Why Millions Of People Think Old Air Cooled VWs Had Terrible Heating – Operator Error

cozy even in Antarctica

If I had a dollar for every comment I’ve read over the years about the terrible/non-existent heaters in old air-cooled VWs, I’d be…a few thousand dollars richer. How odd; I managed to stay quite warm in mine, during the then-colder winters of Iowa in the “Little Ice Age” of the early ’70s.

But then I read the owner’s manual, apparently unlike all those cold former VW drivers:

There it is: crack open the vent window, for the very obvious reason that the essentially air-tight VW body will keep the warm air from being blown in by the engine’s cooling fan. It may sound counter-intuitive, but if you’re familiar with just how air-tight a VW is, it makes all the sense in the world.

It’s quite different in a water-cooled car, as the air in the car’s body (or fresh air)  is circulated through the heater core, over and over. And the great majority of cars were anything but air-tight, although that’s largely irrelevant in this case.

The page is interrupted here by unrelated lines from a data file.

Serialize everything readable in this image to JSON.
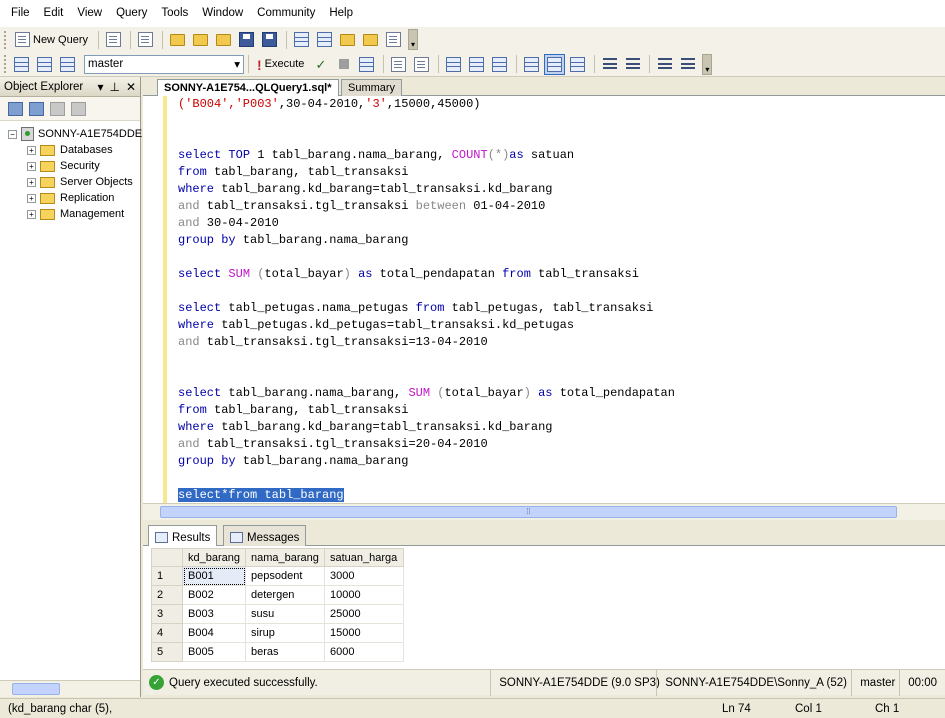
{
  "menu": [
    "File",
    "Edit",
    "View",
    "Query",
    "Tools",
    "Window",
    "Community",
    "Help"
  ],
  "toolbar": {
    "new_query_label": "New Query",
    "database_selected": "master",
    "execute_label": "Execute"
  },
  "object_explorer": {
    "title": "Object Explorer",
    "server": "SONNY-A1E754DDE",
    "items": [
      "Databases",
      "Security",
      "Server Objects",
      "Replication",
      "Management"
    ]
  },
  "tabs": {
    "query": "SONNY-A1E754...QLQuery1.sql*",
    "summary": "Summary"
  },
  "results_tabs": {
    "results": "Results",
    "messages": "Messages"
  },
  "grid": {
    "headers": [
      "kd_barang",
      "nama_barang",
      "satuan_harga"
    ],
    "rows": [
      [
        "1",
        "B001",
        "pepsodent",
        "3000"
      ],
      [
        "2",
        "B002",
        "detergen",
        "10000"
      ],
      [
        "3",
        "B003",
        "susu",
        "25000"
      ],
      [
        "4",
        "B004",
        "sirup",
        "15000"
      ],
      [
        "5",
        "B005",
        "beras",
        "6000"
      ]
    ]
  },
  "status": {
    "message": "Query executed successfully.",
    "server": "SONNY-A1E754DDE (9.0 SP3)",
    "user": "SONNY-A1E754DDE\\Sonny_A (52)",
    "database": "master",
    "time": "00:00"
  },
  "app_status": {
    "left": "(kd_barang char (5),",
    "line": "Ln 74",
    "column": "Col 1",
    "char": "Ch 1"
  },
  "code_lines": [
    [
      [
        "str",
        "('B004','P003'"
      ],
      [
        "",
        ",30-04-2010,"
      ],
      [
        "str",
        "'3'"
      ],
      [
        "",
        ",15000,45000)"
      ]
    ],
    [],
    [],
    [
      [
        "kw",
        "select"
      ],
      [
        "",
        " "
      ],
      [
        "kw",
        "TOP"
      ],
      [
        "",
        " 1 tabl_barang.nama_barang, "
      ],
      [
        "fn",
        "COUNT"
      ],
      [
        "gray",
        "(*)"
      ],
      [
        "kw",
        "as"
      ],
      [
        "",
        " satuan"
      ]
    ],
    [
      [
        "kw",
        "from"
      ],
      [
        "",
        " tabl_barang, tabl_transaksi"
      ]
    ],
    [
      [
        "kw",
        "where"
      ],
      [
        "",
        " tabl_barang.kd_barang=tabl_transaksi.kd_barang"
      ]
    ],
    [
      [
        "gray",
        "and"
      ],
      [
        "",
        " tabl_transaksi.tgl_transaksi "
      ],
      [
        "gray",
        "between"
      ],
      [
        "",
        " 01-04-2010"
      ]
    ],
    [
      [
        "gray",
        "and"
      ],
      [
        "",
        " 30-04-2010"
      ]
    ],
    [
      [
        "kw",
        "group by"
      ],
      [
        "",
        " tabl_barang.nama_barang"
      ]
    ],
    [],
    [
      [
        "kw",
        "select"
      ],
      [
        "",
        " "
      ],
      [
        "fn",
        "SUM"
      ],
      [
        "",
        " "
      ],
      [
        "gray",
        "("
      ],
      [
        "",
        "total_bayar"
      ],
      [
        "gray",
        ")"
      ],
      [
        "",
        " "
      ],
      [
        "kw",
        "as"
      ],
      [
        "",
        " total_pendapatan "
      ],
      [
        "kw",
        "from"
      ],
      [
        "",
        " tabl_transaksi"
      ]
    ],
    [],
    [
      [
        "kw",
        "select"
      ],
      [
        "",
        " tabl_petugas.nama_petugas "
      ],
      [
        "kw",
        "from"
      ],
      [
        "",
        " tabl_petugas, tabl_transaksi"
      ]
    ],
    [
      [
        "kw",
        "where"
      ],
      [
        "",
        " tabl_petugas.kd_petugas=tabl_transaksi.kd_petugas"
      ]
    ],
    [
      [
        "gray",
        "and"
      ],
      [
        "",
        " tabl_transaksi.tgl_transaksi=13-04-2010"
      ]
    ],
    [],
    [],
    [
      [
        "kw",
        "select"
      ],
      [
        "",
        " tabl_barang.nama_barang, "
      ],
      [
        "fn",
        "SUM"
      ],
      [
        "",
        " "
      ],
      [
        "gray",
        "("
      ],
      [
        "",
        "total_bayar"
      ],
      [
        "gray",
        ")"
      ],
      [
        "",
        " "
      ],
      [
        "kw",
        "as"
      ],
      [
        "",
        " total_pendapatan"
      ]
    ],
    [
      [
        "kw",
        "from"
      ],
      [
        "",
        " tabl_barang, tabl_transaksi"
      ]
    ],
    [
      [
        "kw",
        "where"
      ],
      [
        "",
        " tabl_barang.kd_barang=tabl_transaksi.kd_barang"
      ]
    ],
    [
      [
        "gray",
        "and"
      ],
      [
        "",
        " tabl_transaksi.tgl_transaksi=20-04-2010"
      ]
    ],
    [
      [
        "kw",
        "group by"
      ],
      [
        "",
        " tabl_barang.nama_barang"
      ]
    ],
    [],
    [
      [
        "sel",
        "select*from tabl_barang"
      ]
    ]
  ]
}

There’s nothing intrinsically about air-cooled engines that should keep them from supplying plenty of heat to the car. Air cooled engines throw off heat just like water-cooled ones. It’s a bit simpler and probably a bit more efficient to tap the hot coolant for a heat source via a liquid-air hear exchanger (heater core) than to channel the cooling fan’s output into the body, either directly (prior to 1963) or via heat exchangers (1963-on “fresh air heat”). There’s several things that can go wrong to affect a VW’s heat output.

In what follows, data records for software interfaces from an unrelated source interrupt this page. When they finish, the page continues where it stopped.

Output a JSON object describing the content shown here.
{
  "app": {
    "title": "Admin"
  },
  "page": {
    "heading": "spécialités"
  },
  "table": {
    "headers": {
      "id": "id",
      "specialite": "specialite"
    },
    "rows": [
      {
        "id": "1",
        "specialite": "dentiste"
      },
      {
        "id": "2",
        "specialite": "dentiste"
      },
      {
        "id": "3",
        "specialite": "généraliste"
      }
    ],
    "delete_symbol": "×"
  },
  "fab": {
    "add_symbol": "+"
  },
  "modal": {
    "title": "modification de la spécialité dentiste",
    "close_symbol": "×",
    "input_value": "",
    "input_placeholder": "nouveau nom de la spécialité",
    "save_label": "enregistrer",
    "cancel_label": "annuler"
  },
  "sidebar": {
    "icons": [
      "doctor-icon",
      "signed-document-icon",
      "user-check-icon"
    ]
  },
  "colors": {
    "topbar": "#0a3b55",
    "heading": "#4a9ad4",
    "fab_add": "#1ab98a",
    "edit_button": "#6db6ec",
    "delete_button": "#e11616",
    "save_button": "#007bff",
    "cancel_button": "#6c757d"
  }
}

DougD, who sent me the scan from his ’63’s owner’s manual, also sent me this shot of two VW heat exchangers, the original (right) and an aftermarket one (left). Guess which one is going to be substantially more efficient in extracting the heat from the exhaust? Heat control cables can break, freeze, or become disconnected. The heat travels from the engine to the front via channels in the body’s sills. If they rust out, heat will of course leak out. And if any of the various ducts and/or engine tin (cooling shroud) is damaged, removed, or not connected properly, heating will be impaired negatively.

But if it’s all working, it works well. In the Vintage Review of a ’53 VW by Tom McCahill that we’ve posted here, McCahill extols the VDub’s heat during a major New England blizzard in his usual flowery prose: “The heater was giving us Palm Beach weather while all hell was cutting loose“.

And I just read another one (which I wasted 20 minutes finding again) that praised the VW’s heater.

VW did offer an optional gas-fired heater, which created an instantaneous blast of hot air. These were not uncommon in really cold locales, like parts of Canada and Scandinavia.

And yes, the center defroster outlet added in 1966 did help, augmenting the output of the original two corner outlets. The issue of the inside of the windshield frosting up from the passenger’s breath was a real one, on cold mornings, due to the proximity of the windshield to their faces.

And to placate freezing American VW drivers who didn’t read their owner’s manual, a fan was also added in 1968, and then a two-speed version in 1971 along with outlets behind the rear side windows. Cracking the vent windows was now no longer necessary.

VW was a pioneer in having standard heating at a time when heaters in water cooled cars was either optional or not even available. The first series of prototypes in 1938  (VW38) had no heating system, and had to use catalytic windshield heaters. Folks didn’t drive as much in the winter back then, and bundled up if they did. But the final series of prototypes of 1939 (VW39) used the otherwise wasted hot air of the cooling system, and channeled it into the body. It was something of a sensation at the time, to have such a low priced car with standard heating, another way in which the VW was vastly ahead of its time.